The second in The Surf Riders Club series focuses on Bronte, and the problems that come with having a big sister. Carrie is seventeen, and almost finished high school. Carrie’s obsession with boys, parties and being social hasn’t rubbed off on Bronte, who would rather surf and hang out with her friends and prepare for the Beachcrest Carnival surf competition. While Carrie tries to set her boyfriend’s younger brother up with Bronte, Bronte keeps trying to find a way to please her sister and keep herself happy. When her parents punish Carrie for breaking curfew, Carrie decides to use Bronte as a cover for going out when she’s not meant to. The arrival of their older brother, Oscar, helps a little, but no completely. What will it take for Carrie and Bronte to see eye to eye?
Like its predecessor, Bronte’s Big Sister Problem presents its titular character with a problem that children and teens might face with friends or older siblings that readers of the series can relate to, such as moving away, or conflicts over interests with siblings – what a sibling might want you to do to keep them happy, and trying to find a way to compromise and make everyone happy.
Surfing is a main theme of the story again, and Bronte is a little more into it than the other characters, so seeing it through her eyes, it was a little more pronounced. Though simply told, the conflict with Carrie was interesting and gave the story some more interest than just the surfing, though girls who enjoy surfing will like seeing characters like themselves taking part in an activity they may not have thought about doing.

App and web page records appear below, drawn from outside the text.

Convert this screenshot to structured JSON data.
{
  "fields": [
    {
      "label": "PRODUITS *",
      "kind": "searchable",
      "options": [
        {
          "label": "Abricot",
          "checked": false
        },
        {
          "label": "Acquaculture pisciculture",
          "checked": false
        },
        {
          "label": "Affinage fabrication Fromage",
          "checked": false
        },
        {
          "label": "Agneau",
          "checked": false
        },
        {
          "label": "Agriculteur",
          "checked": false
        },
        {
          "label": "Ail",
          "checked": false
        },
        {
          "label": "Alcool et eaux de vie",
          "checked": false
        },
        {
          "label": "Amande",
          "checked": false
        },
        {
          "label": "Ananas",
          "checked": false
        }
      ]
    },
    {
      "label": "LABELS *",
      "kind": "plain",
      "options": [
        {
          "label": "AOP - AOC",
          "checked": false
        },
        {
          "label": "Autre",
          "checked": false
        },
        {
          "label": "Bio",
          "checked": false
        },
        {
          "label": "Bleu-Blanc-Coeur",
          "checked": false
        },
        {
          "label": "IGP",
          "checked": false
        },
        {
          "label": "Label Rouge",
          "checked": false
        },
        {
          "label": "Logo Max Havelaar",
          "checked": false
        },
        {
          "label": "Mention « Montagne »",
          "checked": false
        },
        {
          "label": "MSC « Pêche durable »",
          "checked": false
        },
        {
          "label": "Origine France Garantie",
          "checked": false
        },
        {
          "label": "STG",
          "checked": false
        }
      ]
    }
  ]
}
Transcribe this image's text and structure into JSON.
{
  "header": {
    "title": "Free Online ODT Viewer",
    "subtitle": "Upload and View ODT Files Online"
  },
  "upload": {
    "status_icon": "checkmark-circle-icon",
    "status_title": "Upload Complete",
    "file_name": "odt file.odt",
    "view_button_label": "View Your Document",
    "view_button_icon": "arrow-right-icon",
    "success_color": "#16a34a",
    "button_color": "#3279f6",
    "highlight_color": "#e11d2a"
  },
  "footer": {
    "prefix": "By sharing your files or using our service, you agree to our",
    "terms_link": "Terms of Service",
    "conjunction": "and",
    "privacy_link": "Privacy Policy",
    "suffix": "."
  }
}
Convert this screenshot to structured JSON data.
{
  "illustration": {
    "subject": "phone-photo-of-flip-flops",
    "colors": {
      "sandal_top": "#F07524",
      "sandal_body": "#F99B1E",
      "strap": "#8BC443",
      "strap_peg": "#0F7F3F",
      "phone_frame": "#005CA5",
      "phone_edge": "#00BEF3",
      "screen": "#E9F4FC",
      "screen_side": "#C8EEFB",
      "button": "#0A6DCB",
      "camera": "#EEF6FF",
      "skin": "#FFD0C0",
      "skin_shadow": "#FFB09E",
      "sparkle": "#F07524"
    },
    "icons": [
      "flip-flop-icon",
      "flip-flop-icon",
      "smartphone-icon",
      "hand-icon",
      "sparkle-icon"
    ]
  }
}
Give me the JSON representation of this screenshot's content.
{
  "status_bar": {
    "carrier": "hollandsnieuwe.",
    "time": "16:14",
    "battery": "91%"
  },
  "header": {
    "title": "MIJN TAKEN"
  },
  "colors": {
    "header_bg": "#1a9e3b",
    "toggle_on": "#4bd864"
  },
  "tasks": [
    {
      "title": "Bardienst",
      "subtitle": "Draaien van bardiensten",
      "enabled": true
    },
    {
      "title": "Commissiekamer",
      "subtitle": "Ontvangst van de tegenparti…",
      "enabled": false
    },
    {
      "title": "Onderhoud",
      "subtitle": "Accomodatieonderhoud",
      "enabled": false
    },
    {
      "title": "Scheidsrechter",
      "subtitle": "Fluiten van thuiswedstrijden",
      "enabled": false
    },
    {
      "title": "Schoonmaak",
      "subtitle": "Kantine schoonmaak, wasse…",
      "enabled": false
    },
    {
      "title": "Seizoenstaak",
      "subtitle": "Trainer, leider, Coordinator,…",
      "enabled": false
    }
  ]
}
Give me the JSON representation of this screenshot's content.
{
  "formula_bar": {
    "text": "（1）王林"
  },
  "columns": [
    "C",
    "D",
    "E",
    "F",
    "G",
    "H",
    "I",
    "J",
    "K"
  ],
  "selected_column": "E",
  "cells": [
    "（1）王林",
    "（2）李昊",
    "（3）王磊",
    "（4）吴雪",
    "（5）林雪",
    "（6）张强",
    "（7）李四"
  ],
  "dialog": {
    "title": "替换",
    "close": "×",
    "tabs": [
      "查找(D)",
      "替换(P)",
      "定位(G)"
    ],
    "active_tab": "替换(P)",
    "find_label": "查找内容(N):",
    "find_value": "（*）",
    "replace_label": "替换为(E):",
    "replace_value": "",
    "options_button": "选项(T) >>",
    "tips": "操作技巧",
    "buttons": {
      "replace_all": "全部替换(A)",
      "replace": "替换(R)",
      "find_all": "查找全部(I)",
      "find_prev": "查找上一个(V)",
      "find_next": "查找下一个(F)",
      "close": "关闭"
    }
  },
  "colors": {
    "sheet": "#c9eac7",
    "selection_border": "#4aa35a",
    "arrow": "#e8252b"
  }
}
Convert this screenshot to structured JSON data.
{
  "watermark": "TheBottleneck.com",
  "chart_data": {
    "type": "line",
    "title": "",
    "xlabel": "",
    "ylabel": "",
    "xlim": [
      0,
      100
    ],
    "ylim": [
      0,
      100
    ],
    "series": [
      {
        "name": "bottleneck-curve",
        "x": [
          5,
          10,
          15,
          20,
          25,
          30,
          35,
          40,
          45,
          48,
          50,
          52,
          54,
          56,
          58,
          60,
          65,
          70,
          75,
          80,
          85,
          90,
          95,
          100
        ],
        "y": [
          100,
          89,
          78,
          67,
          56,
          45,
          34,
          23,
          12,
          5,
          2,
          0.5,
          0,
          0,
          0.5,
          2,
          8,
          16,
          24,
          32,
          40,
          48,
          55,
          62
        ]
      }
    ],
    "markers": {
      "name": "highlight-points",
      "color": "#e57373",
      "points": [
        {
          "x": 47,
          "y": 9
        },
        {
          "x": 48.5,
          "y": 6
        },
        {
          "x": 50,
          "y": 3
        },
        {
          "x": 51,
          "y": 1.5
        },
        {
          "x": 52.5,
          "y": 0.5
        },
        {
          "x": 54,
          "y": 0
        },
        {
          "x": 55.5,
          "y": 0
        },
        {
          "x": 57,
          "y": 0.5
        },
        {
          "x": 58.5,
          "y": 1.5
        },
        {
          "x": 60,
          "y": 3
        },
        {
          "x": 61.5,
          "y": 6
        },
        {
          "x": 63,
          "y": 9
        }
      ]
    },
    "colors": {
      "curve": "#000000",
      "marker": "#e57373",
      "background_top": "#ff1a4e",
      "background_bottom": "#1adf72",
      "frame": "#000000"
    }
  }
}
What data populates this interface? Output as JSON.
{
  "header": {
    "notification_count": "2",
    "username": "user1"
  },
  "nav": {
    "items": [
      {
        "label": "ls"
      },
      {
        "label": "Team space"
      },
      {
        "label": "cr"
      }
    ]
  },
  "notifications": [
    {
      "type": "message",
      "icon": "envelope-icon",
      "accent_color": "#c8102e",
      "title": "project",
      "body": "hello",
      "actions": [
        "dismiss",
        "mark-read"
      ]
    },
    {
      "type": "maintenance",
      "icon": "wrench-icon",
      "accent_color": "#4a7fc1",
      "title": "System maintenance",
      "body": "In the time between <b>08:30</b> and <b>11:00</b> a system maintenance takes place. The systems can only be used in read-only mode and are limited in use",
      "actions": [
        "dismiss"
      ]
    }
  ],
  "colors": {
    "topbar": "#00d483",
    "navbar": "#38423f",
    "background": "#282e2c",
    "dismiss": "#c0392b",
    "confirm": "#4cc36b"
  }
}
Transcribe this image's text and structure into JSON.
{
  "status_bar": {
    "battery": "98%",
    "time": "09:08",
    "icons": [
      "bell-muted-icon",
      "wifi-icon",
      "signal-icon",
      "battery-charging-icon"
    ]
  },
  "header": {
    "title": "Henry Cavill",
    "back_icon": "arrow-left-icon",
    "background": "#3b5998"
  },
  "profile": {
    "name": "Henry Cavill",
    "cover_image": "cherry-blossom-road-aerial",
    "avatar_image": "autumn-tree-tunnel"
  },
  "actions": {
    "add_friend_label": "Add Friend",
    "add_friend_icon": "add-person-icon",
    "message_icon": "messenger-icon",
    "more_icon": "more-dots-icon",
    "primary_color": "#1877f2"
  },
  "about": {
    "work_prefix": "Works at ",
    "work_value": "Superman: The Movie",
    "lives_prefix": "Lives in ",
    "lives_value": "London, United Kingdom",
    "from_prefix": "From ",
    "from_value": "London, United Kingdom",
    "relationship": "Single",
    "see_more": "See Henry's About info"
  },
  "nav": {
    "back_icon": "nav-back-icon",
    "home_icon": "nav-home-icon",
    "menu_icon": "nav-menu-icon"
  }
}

The story is complex, but the language is simple, aimed at primary school aged children, and early high school aged children. it is written in an accessible way for all readers, reluctant and confident, and will hopefully encourage reluctant readers to try reading, and help those struggling to gain confidence in their reading abilities. I enjoyed the themes of friendship and family the most, and loved the diversity of characters – just a simple mention acknowledged them and worked brilliantly.
Highly recommended for ages seven and older.